劉 Lao: the dragon raiser

With more than 65 million Chinese carrying this surname, 劉 (Lao in Hokkien, Liu in Mandarin) is certainly the fourth more populous family name in China. The origin of this surname has close links with the dragon.

The earliest ancestor of the Laos was Liu Lei (劉累). He took care of the emperor’s dragons. Little did he know that thousands of years later, one of his descendants would be revered in history as the founder of a great dynasty, and rule as emperor, and have a lasting influence on China’s culture.

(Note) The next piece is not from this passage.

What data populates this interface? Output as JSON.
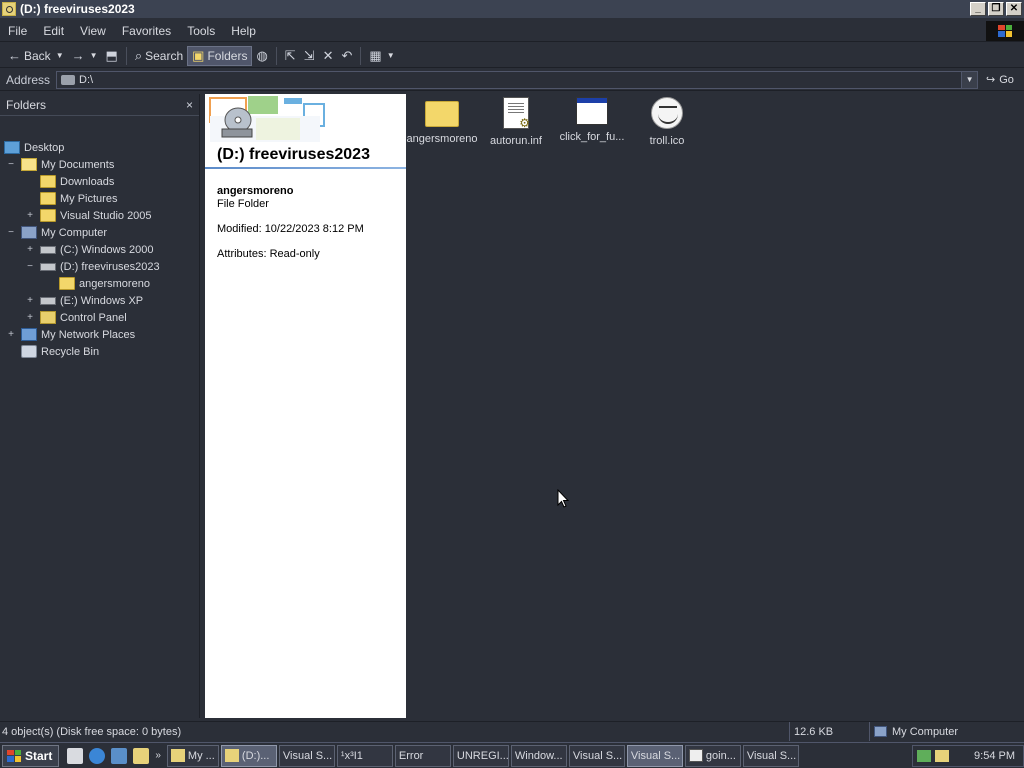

For starters, the family name used to be Qi (祁). The Qis were said to be heirs of the legendary emperor of China Yao (堯), they were granted title and territory at a place called 劉 (Lao/Liu).

Liu Lei was born during the Xia Dynasty (2100 B.C.-1600 B.C.). He was said to be have learned the skill of raising and training dragons, so the 13th emperor of Xia, Kong Jia (孔甲) told him to take charge of raising his four dragons.

Unfortunately, one of the dragons died. Fearing imperial punishment, Liu Lei escaped with his family to the Lu (魯) municipality in Shandong province.

Hence adopting the surname 劉 taken from the place where they were granted their title, they became the earliest people with the surname 劉 in China.

In China’s history, there were more than 60 emperors and kings with 劉 surname. The first one is Liu Bang (劉邦) who founded the Han Dynasty in 206 B.C., which lasted more than 400 years until 220 A.D.

The Han Dynasty is quite significant in China’s history and civilization. Although Han is the second dynasty that unified China after Qin (221 B.C.-207 B.C.), it had a more lasting impact than Qin because Qin only lasted 14 years.

Most Chinese belong to the Han nationality and the ethnic Hans are generally called the Han people or Han ren (漢人) due to the influence of the Han Dynasty.

Furthermore, it was also during the Han dynasty that China began to have contact and exchanges with the West, both culturally and economically. — First published in Tulay Fortnightly, Chinese-Filipino Digest 22, no. 16 (January 19-Feb. 1, 2010): 5.